“I was devastated,” says Collins, who was earning $12.05 at the time of her termination. She adds that she doesn’t know what led the eight moderate Democrats to help kill the bill. “I don’t understand why, if [Democrats] are for the people, they didn’t want to help the people.”
It’s tempting to say that if the Moderate Caucus didn’t exist, it would be necessary to invent it. But in fact, it was invented, by the very forces that killed AB 880. The caucus came into existence in the late 1990s as a way for Democrats to raise money from corporate interests. But it has gained new momentum and attention as a direct result of the top-two primary system that voters approved in 2010, after years of being told by editorial writers that Sacramento gridlock was the result of centrifugal ideological forces tugging both parties to left-right extremes.
A top-two primary system, in theory, should pull candidates to “the center,” a political Promised Land of common sense and compromise – and the most votes for any candidate willing to tone down his or her rhetoric.
In reality, the new system has allowed members of a dwindling Republican Party to cast enough primary votes for pro-business Democrats to ensure costly and divisive intra-party runoffs in November. Sometimes progressive candidates lose these runoffs, as those same Republicans, with no hope of electing their own candidates to state office, return to the polls to push the “lesser evil” Corporate Democrats over the top.
Proposition 14, the 2010 ballot initiative that created the top-two primary system, was not born in a vacuum, but was fought for by the California Chamber of Commerce and other business interests. Once the measure was adopted, the Chamber followed up by heavily backing corporate-friendly Democratic candidates in ensuing election races.
The first test came in 2012, when nine business-friendly Democrats, supported by the Chamber or its affiliated JobsPAC, were elected to the state Assembly – including four who later abstained on AB 880. In a statement on its website, the Chamber attributed its success in helping to elect “business-friendly Democrats” to the top-two primary system and a similarly new redistricting process, both of which were backed by the Chamber.
Four years ago Richard Winger, the publisher and editor of Ballot Access Now, opposed Proposition 14.
“There’s no doubt it’s made money more important,” Winger says today, explaining that candidates now have to plan on raising large amounts of money both for the June primary and the November general election.
For their part, the “Mods” cannot be said to have brought much moderation under the Capitol dome.

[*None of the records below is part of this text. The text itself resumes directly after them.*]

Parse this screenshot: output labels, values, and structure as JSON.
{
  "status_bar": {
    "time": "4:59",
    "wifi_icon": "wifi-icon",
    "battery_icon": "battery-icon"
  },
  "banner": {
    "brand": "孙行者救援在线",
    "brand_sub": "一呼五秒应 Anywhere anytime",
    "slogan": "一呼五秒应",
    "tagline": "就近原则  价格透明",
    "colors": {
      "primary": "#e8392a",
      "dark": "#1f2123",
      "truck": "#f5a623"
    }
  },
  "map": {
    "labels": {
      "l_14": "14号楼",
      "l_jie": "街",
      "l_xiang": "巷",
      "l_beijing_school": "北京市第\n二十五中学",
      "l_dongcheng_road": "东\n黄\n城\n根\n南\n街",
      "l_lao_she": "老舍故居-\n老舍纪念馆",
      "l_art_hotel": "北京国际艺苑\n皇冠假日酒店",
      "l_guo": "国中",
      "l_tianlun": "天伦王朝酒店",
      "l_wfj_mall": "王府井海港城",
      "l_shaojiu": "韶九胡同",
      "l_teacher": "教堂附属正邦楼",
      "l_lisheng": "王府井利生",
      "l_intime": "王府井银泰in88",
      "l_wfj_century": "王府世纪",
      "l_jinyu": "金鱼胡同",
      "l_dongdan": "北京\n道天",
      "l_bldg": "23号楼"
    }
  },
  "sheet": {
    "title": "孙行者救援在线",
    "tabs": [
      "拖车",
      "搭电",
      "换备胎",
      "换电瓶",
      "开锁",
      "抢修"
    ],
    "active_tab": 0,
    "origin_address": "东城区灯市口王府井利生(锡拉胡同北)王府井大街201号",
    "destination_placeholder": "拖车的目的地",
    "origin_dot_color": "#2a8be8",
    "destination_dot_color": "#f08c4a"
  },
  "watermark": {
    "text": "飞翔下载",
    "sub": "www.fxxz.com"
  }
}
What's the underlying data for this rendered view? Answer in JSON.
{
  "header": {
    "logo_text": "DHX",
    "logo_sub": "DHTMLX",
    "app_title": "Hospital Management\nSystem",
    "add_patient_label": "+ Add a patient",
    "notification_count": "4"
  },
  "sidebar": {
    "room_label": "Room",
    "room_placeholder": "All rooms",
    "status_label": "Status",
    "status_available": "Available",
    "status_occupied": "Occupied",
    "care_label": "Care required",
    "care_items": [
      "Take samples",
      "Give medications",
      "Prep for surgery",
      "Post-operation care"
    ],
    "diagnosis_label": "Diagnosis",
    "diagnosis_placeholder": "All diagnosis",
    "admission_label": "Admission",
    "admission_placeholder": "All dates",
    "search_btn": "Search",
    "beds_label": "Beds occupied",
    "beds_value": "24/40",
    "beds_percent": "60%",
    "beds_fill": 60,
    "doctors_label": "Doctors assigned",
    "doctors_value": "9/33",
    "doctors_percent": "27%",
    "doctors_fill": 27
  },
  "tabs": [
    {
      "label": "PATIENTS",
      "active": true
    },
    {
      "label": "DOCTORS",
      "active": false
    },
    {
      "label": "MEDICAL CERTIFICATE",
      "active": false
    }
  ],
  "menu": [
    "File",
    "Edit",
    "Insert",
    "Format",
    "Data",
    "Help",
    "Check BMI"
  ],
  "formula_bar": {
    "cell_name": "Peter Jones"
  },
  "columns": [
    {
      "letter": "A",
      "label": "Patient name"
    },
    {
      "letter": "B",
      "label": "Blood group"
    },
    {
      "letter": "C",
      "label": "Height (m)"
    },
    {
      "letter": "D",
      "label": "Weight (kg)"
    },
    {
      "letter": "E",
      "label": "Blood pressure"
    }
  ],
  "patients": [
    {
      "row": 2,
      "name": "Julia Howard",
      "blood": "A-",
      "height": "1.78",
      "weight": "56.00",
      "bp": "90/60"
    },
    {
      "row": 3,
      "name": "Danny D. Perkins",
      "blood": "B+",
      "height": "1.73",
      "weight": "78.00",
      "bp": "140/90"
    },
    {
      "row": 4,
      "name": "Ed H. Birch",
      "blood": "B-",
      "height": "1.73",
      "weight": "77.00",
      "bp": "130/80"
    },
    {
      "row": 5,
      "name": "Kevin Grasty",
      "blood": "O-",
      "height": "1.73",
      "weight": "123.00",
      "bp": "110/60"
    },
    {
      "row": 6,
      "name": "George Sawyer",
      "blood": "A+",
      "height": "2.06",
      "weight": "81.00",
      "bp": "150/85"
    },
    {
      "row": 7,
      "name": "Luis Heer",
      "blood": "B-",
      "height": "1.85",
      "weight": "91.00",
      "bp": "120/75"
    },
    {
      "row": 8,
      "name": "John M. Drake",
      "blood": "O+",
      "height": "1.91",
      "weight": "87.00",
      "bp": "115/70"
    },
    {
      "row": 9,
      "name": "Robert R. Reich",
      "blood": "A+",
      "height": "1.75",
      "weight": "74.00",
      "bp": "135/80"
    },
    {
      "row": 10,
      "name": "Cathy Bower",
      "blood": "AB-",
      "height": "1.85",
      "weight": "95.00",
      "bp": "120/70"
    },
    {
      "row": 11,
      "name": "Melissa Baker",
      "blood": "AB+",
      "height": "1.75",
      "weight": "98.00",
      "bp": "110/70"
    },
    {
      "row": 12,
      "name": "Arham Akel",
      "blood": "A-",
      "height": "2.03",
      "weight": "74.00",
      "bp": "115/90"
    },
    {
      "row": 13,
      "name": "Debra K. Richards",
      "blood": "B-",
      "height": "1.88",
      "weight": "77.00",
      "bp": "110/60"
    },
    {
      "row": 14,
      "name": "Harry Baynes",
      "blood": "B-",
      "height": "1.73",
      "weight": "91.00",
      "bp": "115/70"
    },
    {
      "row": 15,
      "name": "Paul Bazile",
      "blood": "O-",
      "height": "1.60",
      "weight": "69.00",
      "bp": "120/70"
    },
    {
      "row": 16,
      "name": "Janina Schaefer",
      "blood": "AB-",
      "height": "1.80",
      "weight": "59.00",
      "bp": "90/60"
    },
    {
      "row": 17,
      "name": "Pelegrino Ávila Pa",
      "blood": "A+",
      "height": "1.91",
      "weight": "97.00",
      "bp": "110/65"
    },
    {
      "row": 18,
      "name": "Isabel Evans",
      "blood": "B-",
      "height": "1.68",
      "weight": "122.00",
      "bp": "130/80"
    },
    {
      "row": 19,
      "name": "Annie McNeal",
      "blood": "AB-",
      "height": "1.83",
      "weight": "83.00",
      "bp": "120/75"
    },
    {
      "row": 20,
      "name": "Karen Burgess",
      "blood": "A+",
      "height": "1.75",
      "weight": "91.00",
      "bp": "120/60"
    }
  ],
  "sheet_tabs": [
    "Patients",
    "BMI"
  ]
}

Instead, they’ve hindered or blocked an array of initiatives aimed to strengthen consumer rights, the environment and rights in the workplace, and to expand health care coverage and educational opportunities. Occasionally Corporate Democrats go on the offensive to help approve pro-business legislation, such as AB 1309, a law passed to exclude injured professional athletes living in California from applying for workers compensation. It was fought for by virtually every corporate-run professional sports team in the state, along with various insurance companies and the L.A. Chamber of Commerce. Its author? Henry Perea, the head of the Assembly Moderate Caucus.
Ben Tulchin, a pollster and political consultant who recently participated in a University of California, Berkeley forum on the top-two primary system, says the new process has also made elections more complicated – to the advantage of big business.
“They were losing,” Tulchin says of the latter under the old closed primary system, in which Democrats and Republicans each elected their own candidate to run in the November election. “The business interests’ best hope is [now] to play in Democratic races and try to elect a more moderate member of the legislature. This gives them an opportunity they did not have before.”
Meanwhile, those who lost the most with AB 880’s defeat can only wonder what went wrong.
“We were very, very disappointed in the vote,” says Anthony Wright of Health Access California. “And we were certainly disappointed that there was opposition within the Democratic caucus.”